Wednesday, November 30, 2005

On Education: Making Do With What You've Got

TRP's recent blogging on the state of our public educational system has been intriguing, uplifting, and depressing. At the end of the day, I don't have much to add to this discussion of education policy. But I think at this point in the proceedings it might be helpful to remind ourselves that there are many bright spots in the educational firmament. I offer these two from the Washington, D.C. area:

The Capitol Hill Computer Corner is the brainchild of "Chad Anthony and Sam Hampton, who transformed a former liquor store and open-air drug market ... where single-beer sales and late-night shootings have been replaced by young people teaching computer skills to old folks and kids alike."

The Rocket Corps of Richard Montgomery High School, "a dynamic collection of kids from every background who, thanks to corps creator Julie Good, have proven that students achieve more themselves when they help other kids with their studies. Each year, Good attracts kids who want to learn how to be teachers, trains them and puts them to work tutoring struggling middle school students. The result is inspiring at every level."

Both of these examples were provided by WaPo columnist Marc Fisher, whose great descriptions I borrowed for this post.

Until I read this column, I had not heard of these programs. And that suggests to me that there are probably other endeavors out there that are going unnoticed amidst the light and heat of policy debates. Both of these great programs reinforce a grand idea that I learned in graduate school from an otherwise insufferable professor:

"Within structure, there is freedom."

I believe that the status quo should be challenged at every opportunity, I also firmly believe that you can use the status quo to your advantage if you apply a bit of creativity and elbow grease. The results can be just as astounding.

1 comment:

Joe said...

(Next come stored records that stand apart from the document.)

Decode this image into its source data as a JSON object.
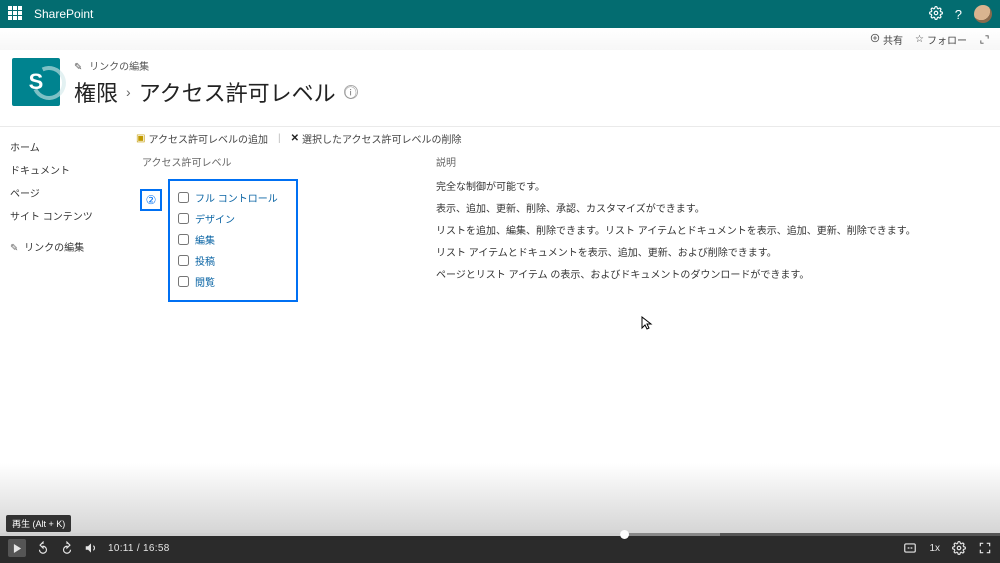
{
  "brand": "SharePoint",
  "topbar": {
    "settings_icon": "gear",
    "help_icon": "?",
    "share_label": "共有",
    "follow_label": "フォロー"
  },
  "header": {
    "site_initial": "S",
    "edit_link_label": "リンクの編集",
    "title_perm": "権限",
    "title_sep": "›",
    "title_levels": "アクセス許可レベル",
    "info_icon": "ⓘ"
  },
  "sidenav": {
    "items": [
      {
        "label": "ホーム"
      },
      {
        "label": "ドキュメント"
      },
      {
        "label": "ページ"
      },
      {
        "label": "サイト コンテンツ"
      }
    ],
    "edit_link_label": "リンクの編集"
  },
  "ribbon": {
    "add_label": "アクセス許可レベルの追加",
    "delete_label": "選択したアクセス許可レベルの削除"
  },
  "columns": {
    "level_header": "アクセス許可レベル",
    "desc_header": "説明"
  },
  "annotation": {
    "num": "②"
  },
  "levels": [
    {
      "name": "フル コントロール",
      "desc": "完全な制御が可能です。"
    },
    {
      "name": "デザイン",
      "desc": "表示、追加、更新、削除、承認、カスタマイズができます。"
    },
    {
      "name": "編集",
      "desc": "リストを追加、編集、削除できます。リスト アイテムとドキュメントを表示、追加、更新、削除できます。"
    },
    {
      "name": "投稿",
      "desc": "リスト アイテムとドキュメントを表示、追加、更新、および削除できます。"
    },
    {
      "name": "閲覧",
      "desc": "ページとリスト アイテム の表示、およびドキュメントのダウンロードができます。"
    }
  ],
  "video": {
    "hint": "再生 (Alt + K)",
    "time_current": "10:11",
    "time_total": "16:58",
    "speed": "1x"
  }
}
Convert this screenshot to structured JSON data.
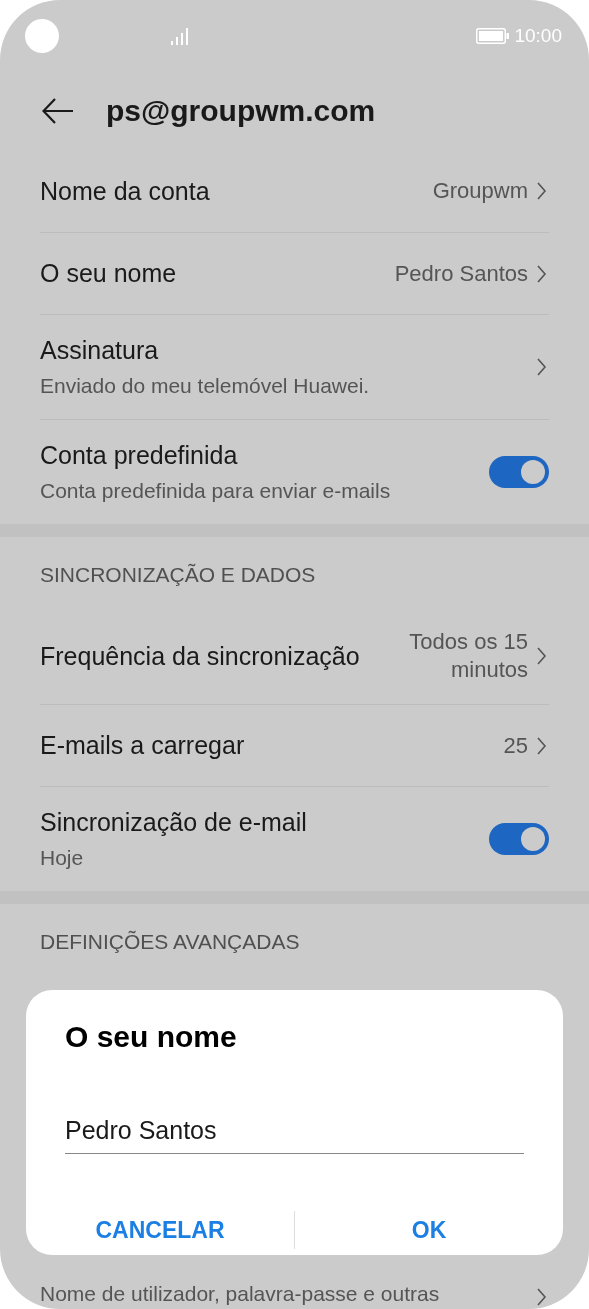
{
  "status_bar": {
    "time": "10:00"
  },
  "header": {
    "title": "ps@groupwm.com"
  },
  "sections": [
    {
      "items": [
        {
          "kind": "value",
          "title": "Nome da conta",
          "value": "Groupwm"
        },
        {
          "kind": "value",
          "title": "O seu nome",
          "value": "Pedro Santos"
        },
        {
          "kind": "link",
          "title": "Assinatura",
          "subtitle": "Enviado do meu telemóvel Huawei."
        },
        {
          "kind": "toggle",
          "title": "Conta predefinida",
          "subtitle": "Conta predefinida para enviar e-mails",
          "on": true
        }
      ]
    },
    {
      "header": "SINCRONIZAÇÃO E DADOS",
      "items": [
        {
          "kind": "value",
          "title": "Frequência da sincronização",
          "value": "Todos os 15 minutos"
        },
        {
          "kind": "value",
          "title": "E-mails a carregar",
          "value": "25"
        },
        {
          "kind": "toggle",
          "title": "Sincronização de e-mail",
          "subtitle": "Hoje",
          "on": true
        }
      ]
    },
    {
      "header": "DEFINIÇÕES AVANÇADAS",
      "items": [
        {
          "kind": "link",
          "subtitle": "Nome de utilizador, palavra-passe e outras"
        }
      ]
    }
  ],
  "dialog": {
    "title": "O seu nome",
    "value": "Pedro Santos",
    "buttons": [
      "CANCELAR",
      "OK"
    ]
  }
}
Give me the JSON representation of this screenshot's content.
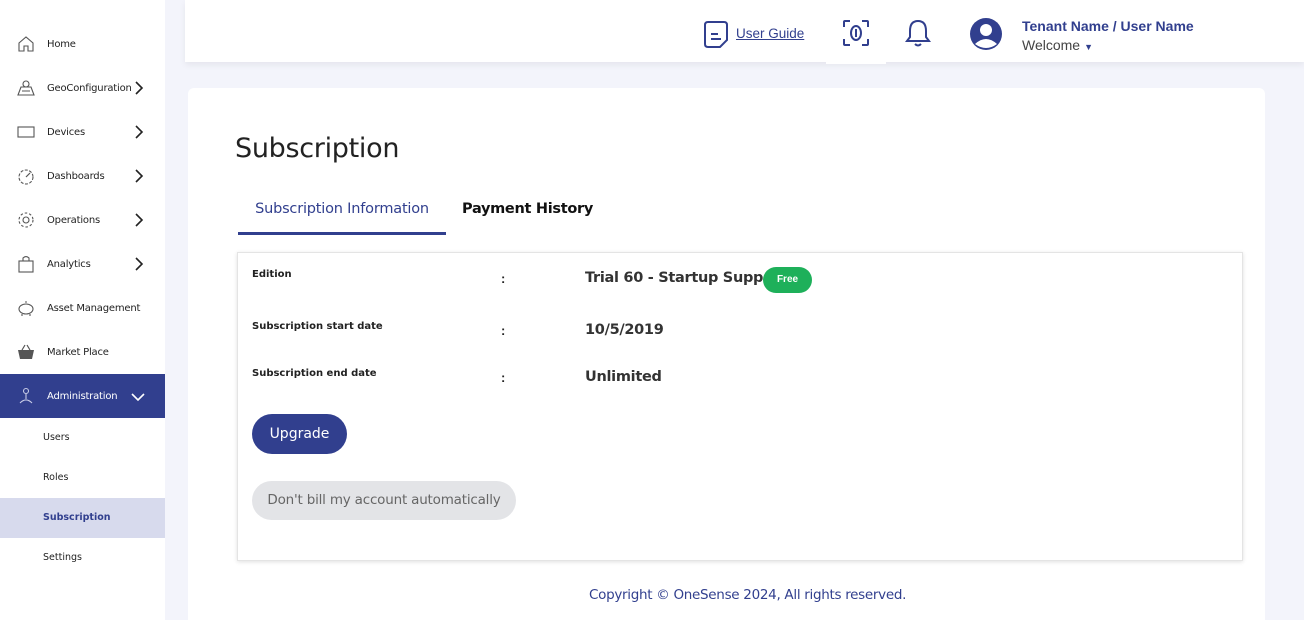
{
  "sidebar": {
    "items": [
      {
        "label": "Home",
        "icon": "home-icon"
      },
      {
        "label": "GeoConfiguration",
        "icon": "map-icon"
      },
      {
        "label": "Devices",
        "icon": "monitor-icon"
      },
      {
        "label": "Dashboards",
        "icon": "gauge-icon"
      },
      {
        "label": "Operations",
        "icon": "gear-icon"
      },
      {
        "label": "Analytics",
        "icon": "bag-icon"
      },
      {
        "label": "Asset Management",
        "icon": "piggy-bank-icon"
      },
      {
        "label": "Market Place",
        "icon": "basket-icon"
      },
      {
        "label": "Administration",
        "icon": "admin-icon"
      }
    ],
    "sub_items": [
      {
        "label": "Users"
      },
      {
        "label": "Roles"
      },
      {
        "label": "Subscription"
      },
      {
        "label": "Settings"
      }
    ]
  },
  "header": {
    "user_guide": "User Guide",
    "tenant": "Tenant Name / User Name",
    "welcome": "Welcome"
  },
  "main": {
    "title": "Subscription",
    "tabs": [
      {
        "label": "Subscription Information"
      },
      {
        "label": "Payment History"
      }
    ],
    "rows": [
      {
        "label": "Edition",
        "colon": ":",
        "value": "Trial 60 - Startup Support"
      },
      {
        "label": "Subscription start date",
        "colon": ":",
        "value": "10/5/2019"
      },
      {
        "label": "Subscription end date",
        "colon": ":",
        "value": "Unlimited"
      }
    ],
    "badge": "Free",
    "upgrade_label": "Upgrade",
    "no_bill_label": "Don't bill my account automatically"
  },
  "footer": "Copyright © OneSense 2024, All rights reserved.",
  "colors": {
    "primary": "#313f8e",
    "badge_green": "#1eb05a",
    "active_sub_bg": "#d7daed",
    "page_bg": "#f3f4fb"
  }
}
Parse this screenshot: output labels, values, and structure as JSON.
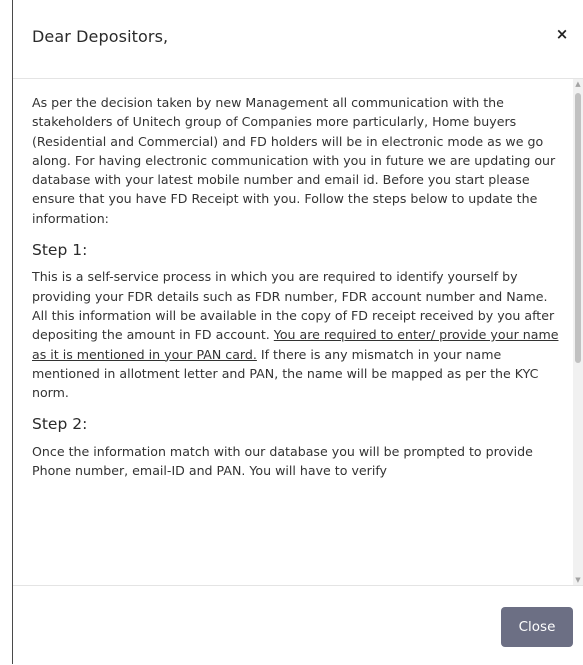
{
  "modal": {
    "title": "Dear Depositors,",
    "close_icon": "×",
    "intro": "As per the decision taken by new Management all communication with the stakeholders of Unitech group of Companies more particularly, Home buyers (Residential and Commercial) and FD holders will be in electronic mode as we go along. For having electronic communication with you in future we are updating our database with your latest mobile number and email id. Before you start please ensure that you have FD Receipt with you. Follow the steps below to update the information:",
    "steps": [
      {
        "heading": "Step 1:",
        "text_before": "This is a self-service process in which you are required to identify yourself by providing your FDR details such as FDR number, FDR account number and Name. All this information will be available in the copy of FD receipt received by you after depositing the amount in FD account. ",
        "text_underlined": "You are required to enter/ provide your name as it is mentioned in your PAN card.",
        "text_after": " If there is any mismatch in your name mentioned in allotment letter and PAN, the name will be mapped as per the KYC norm."
      },
      {
        "heading": "Step 2:",
        "text": "Once the information match with our database you will be prompted to provide Phone number, email-ID and PAN. You will have to verify"
      }
    ],
    "footer": {
      "close_label": "Close"
    },
    "scrollbar": {
      "up_icon": "▲",
      "down_icon": "▼"
    }
  },
  "colors": {
    "close_button_bg": "#6c6f84",
    "text": "#333333",
    "border": "#e4e4e4"
  }
}
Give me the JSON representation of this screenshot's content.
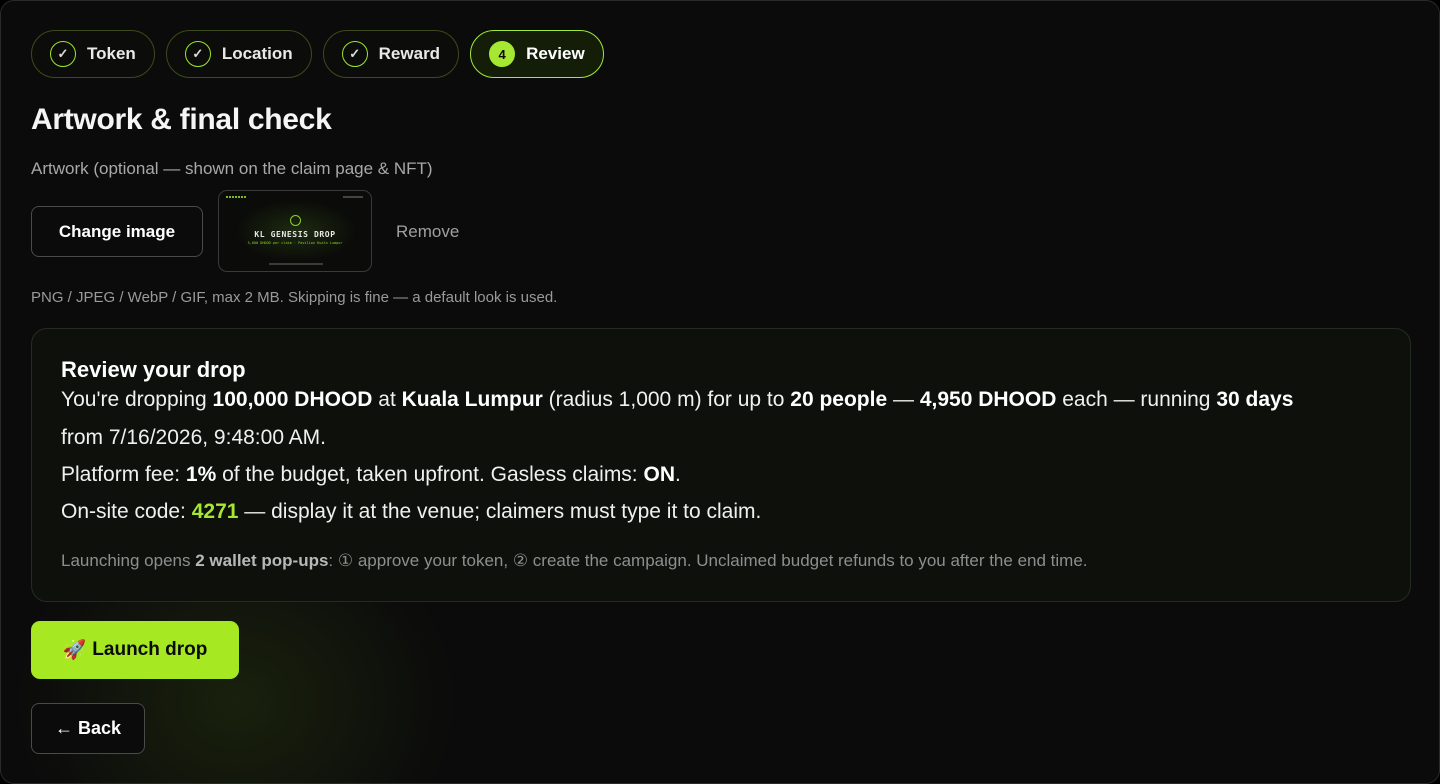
{
  "steps": [
    {
      "label": "Token",
      "badge": "✓",
      "state": "done"
    },
    {
      "label": "Location",
      "badge": "✓",
      "state": "done"
    },
    {
      "label": "Reward",
      "badge": "✓",
      "state": "done"
    },
    {
      "label": "Review",
      "badge": "4",
      "state": "active"
    }
  ],
  "page_title": "Artwork & final check",
  "artwork": {
    "label": "Artwork (optional — shown on the claim page & NFT)",
    "change_button": "Change image",
    "remove_link": "Remove",
    "preview_title": "KL GENESIS DROP",
    "preview_subtitle": "5,000 DHOOD per claim · Pavilion Kuala Lumpur",
    "hint": "PNG / JPEG / WebP / GIF, max 2 MB. Skipping is fine — a default look is used."
  },
  "review": {
    "title": "Review your drop",
    "l1_a": "You're dropping ",
    "amount": "100,000 DHOOD",
    "l1_b": " at ",
    "location": "Kuala Lumpur",
    "l1_c": " (radius 1,000 m) for up to ",
    "people": "20 people",
    "l1_d": " — ",
    "each_amount": "4,950 DHOOD",
    "l1_e": " each — running ",
    "duration": "30 days",
    "l2": "from 7/16/2026, 9:48:00 AM.",
    "l3_a": "Platform fee: ",
    "fee": "1%",
    "l3_b": " of the budget, taken upfront. Gasless claims: ",
    "gasless": "ON",
    "l3_c": ".",
    "l4_a": "On-site code: ",
    "code": "4271",
    "l4_b": " — display it at the venue; claimers must type it to claim.",
    "note_a": "Launching opens ",
    "note_bold": "2 wallet pop-ups",
    "note_b": ": ① approve your token, ② create the campaign. Unclaimed budget refunds to you after the end time."
  },
  "actions": {
    "launch_icon": "🚀",
    "launch_label": "Launch drop",
    "back_label": "← Back"
  },
  "colors": {
    "accent": "#a6e831",
    "background": "#0b0b0b"
  }
}
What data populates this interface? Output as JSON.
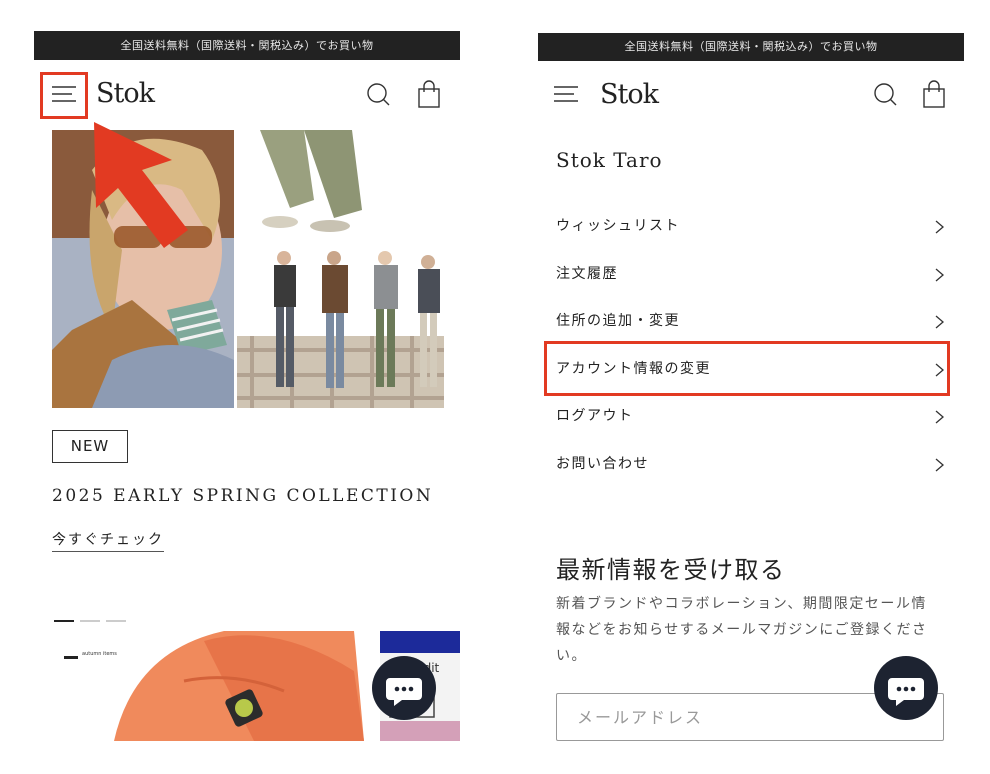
{
  "left": {
    "banner": "全国送料無料（国際送料・関税込み）でお買い物",
    "logo": "Stok",
    "new_badge": "NEW",
    "collection_title": "2025 EARLY SPRING COLLECTION",
    "check_link": "今すぐチェック",
    "promo_label": "autumn items",
    "promo_edit_text": "Edit"
  },
  "right": {
    "banner": "全国送料無料（国際送料・関税込み）でお買い物",
    "logo": "Stok",
    "user_name": "Stok Taro",
    "menu_items": [
      {
        "label": "ウィッシュリスト"
      },
      {
        "label": "注文履歴"
      },
      {
        "label": "住所の追加・変更"
      },
      {
        "label": "アカウント情報の変更"
      },
      {
        "label": "ログアウト"
      },
      {
        "label": "お問い合わせ"
      }
    ],
    "news_title": "最新情報を受け取る",
    "news_desc": "新着ブランドやコラボレーション、期間限定セール情報などをお知らせするメールマガジンにご登録ください。",
    "email_placeholder": "メールアドレス"
  },
  "colors": {
    "accent_red": "#e23a22",
    "banner_bg": "#222222",
    "chat_bg": "#1d2331"
  },
  "icons": [
    "menu-icon",
    "search-icon",
    "cart-icon",
    "chevron-right-icon",
    "chat-icon",
    "arrow-icon"
  ]
}
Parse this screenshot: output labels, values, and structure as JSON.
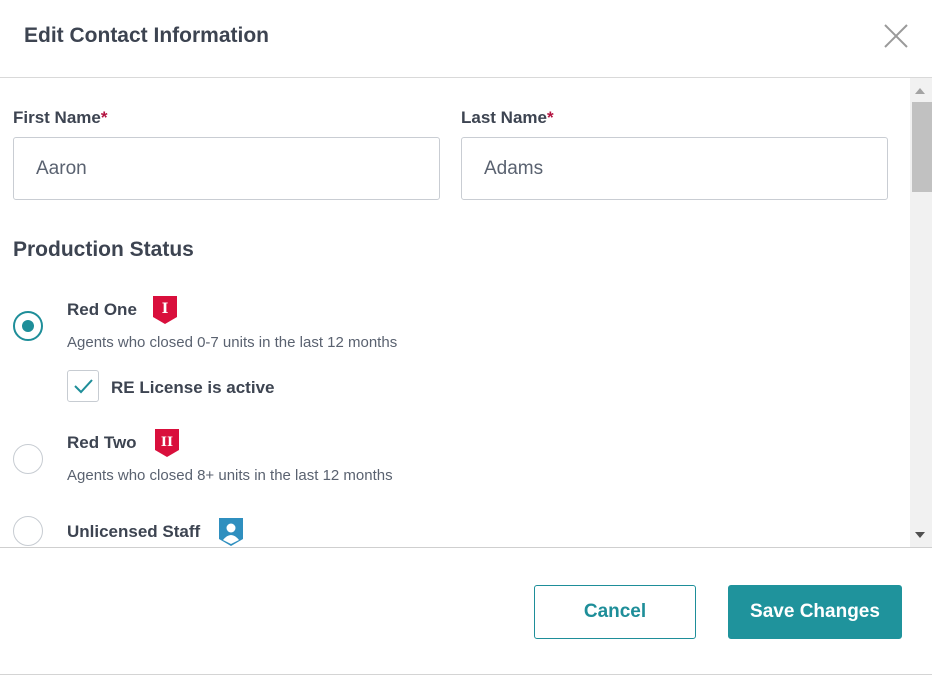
{
  "modal": {
    "title": "Edit Contact Information"
  },
  "form": {
    "first_name": {
      "label": "First Name",
      "required_mark": "*",
      "value": "Aaron"
    },
    "last_name": {
      "label": "Last Name",
      "required_mark": "*",
      "value": "Adams"
    },
    "production_status": {
      "heading": "Production Status",
      "options": [
        {
          "title": "Red One",
          "description": "Agents who closed 0-7 units in the last 12 months",
          "badge_icon": "red-one-shield-icon",
          "badge_text": "I",
          "selected": true
        },
        {
          "title": "Red Two",
          "description": "Agents who closed 8+ units in the last 12 months",
          "badge_icon": "red-two-shield-icon",
          "badge_text": "II",
          "selected": false
        },
        {
          "title": "Unlicensed Staff",
          "badge_icon": "person-shield-icon",
          "selected": false
        }
      ],
      "license_checkbox": {
        "label": "RE License is active",
        "checked": true
      }
    }
  },
  "footer": {
    "cancel_label": "Cancel",
    "save_label": "Save Changes"
  },
  "colors": {
    "accent": "#1f939c",
    "badge_red": "#d90f3c",
    "badge_blue": "#2f8fbf",
    "required": "#b3123f"
  }
}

Richard Montgomery would've been my high school, if I'd gone to public school. I'm glad to hear about this program (which would translate easily to less-advantaged schools).